■ Data to examine:

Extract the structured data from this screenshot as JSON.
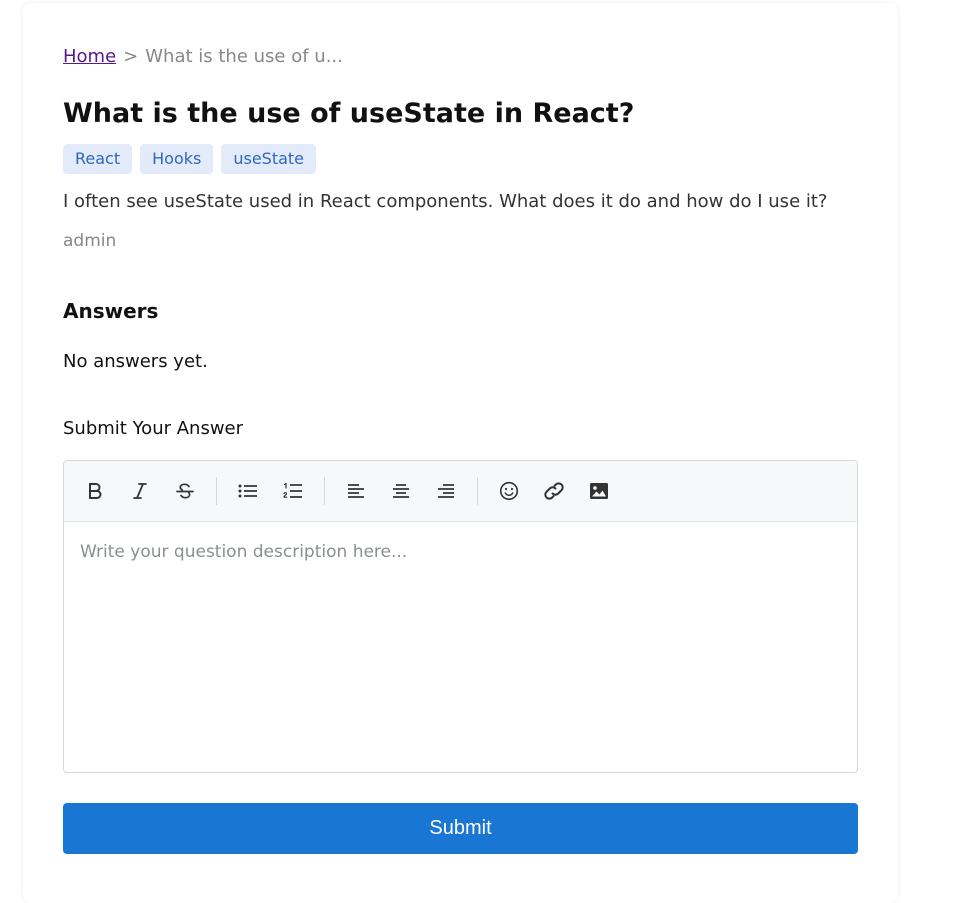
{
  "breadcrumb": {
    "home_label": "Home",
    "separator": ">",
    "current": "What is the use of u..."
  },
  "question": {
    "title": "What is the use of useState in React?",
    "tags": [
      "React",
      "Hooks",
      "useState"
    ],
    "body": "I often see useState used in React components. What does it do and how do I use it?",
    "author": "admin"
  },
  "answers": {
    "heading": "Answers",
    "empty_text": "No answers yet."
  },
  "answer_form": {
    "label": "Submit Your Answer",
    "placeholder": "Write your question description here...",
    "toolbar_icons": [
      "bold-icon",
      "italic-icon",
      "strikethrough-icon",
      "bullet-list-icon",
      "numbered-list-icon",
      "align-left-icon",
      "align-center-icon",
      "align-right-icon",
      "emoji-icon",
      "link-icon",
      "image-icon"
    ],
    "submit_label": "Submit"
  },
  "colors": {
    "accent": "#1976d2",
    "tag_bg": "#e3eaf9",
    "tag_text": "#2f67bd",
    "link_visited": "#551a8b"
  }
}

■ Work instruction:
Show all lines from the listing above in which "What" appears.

■ Response below:
    "current": "What is the use of u..."
    "title": "What is the use of useState in React?",
    "body": "I often see useState used in React components. What does it do and how do I use it?",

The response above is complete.